WHAT TO DO
Scan the entries for the word "Keynote". Every line that has it should be copied.

SUPPLIED MATERIAL

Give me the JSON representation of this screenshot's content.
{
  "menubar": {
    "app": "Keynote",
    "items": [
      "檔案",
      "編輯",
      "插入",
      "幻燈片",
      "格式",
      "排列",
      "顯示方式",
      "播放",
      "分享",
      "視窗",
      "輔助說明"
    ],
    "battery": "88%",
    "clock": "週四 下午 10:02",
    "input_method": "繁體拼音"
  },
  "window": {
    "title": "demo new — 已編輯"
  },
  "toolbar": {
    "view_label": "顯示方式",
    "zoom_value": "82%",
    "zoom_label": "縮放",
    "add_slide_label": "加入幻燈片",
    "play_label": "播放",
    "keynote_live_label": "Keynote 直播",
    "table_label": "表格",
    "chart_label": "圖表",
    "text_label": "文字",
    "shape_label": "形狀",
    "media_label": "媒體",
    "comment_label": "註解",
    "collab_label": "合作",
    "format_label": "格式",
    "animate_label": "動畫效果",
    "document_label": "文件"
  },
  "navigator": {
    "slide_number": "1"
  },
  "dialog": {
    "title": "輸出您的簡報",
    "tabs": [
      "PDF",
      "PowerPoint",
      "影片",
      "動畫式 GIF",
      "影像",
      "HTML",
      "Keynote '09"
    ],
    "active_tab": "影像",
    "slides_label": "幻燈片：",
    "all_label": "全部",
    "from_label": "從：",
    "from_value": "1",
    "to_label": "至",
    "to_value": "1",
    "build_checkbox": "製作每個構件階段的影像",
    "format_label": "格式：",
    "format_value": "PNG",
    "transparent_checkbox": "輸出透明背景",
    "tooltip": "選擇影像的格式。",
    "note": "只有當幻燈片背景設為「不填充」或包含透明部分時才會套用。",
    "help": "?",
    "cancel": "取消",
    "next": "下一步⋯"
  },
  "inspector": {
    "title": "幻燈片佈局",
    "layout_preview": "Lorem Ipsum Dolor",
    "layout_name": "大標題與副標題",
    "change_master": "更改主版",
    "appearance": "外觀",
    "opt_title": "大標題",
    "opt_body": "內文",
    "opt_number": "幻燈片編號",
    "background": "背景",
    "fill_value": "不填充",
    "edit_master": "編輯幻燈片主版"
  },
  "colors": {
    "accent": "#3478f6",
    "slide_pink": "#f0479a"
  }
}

RESPONSE TO THIS EXERCISE
    "app": "Keynote",
    "keynote_live_label": "Keynote 直播",
      "Keynote '09"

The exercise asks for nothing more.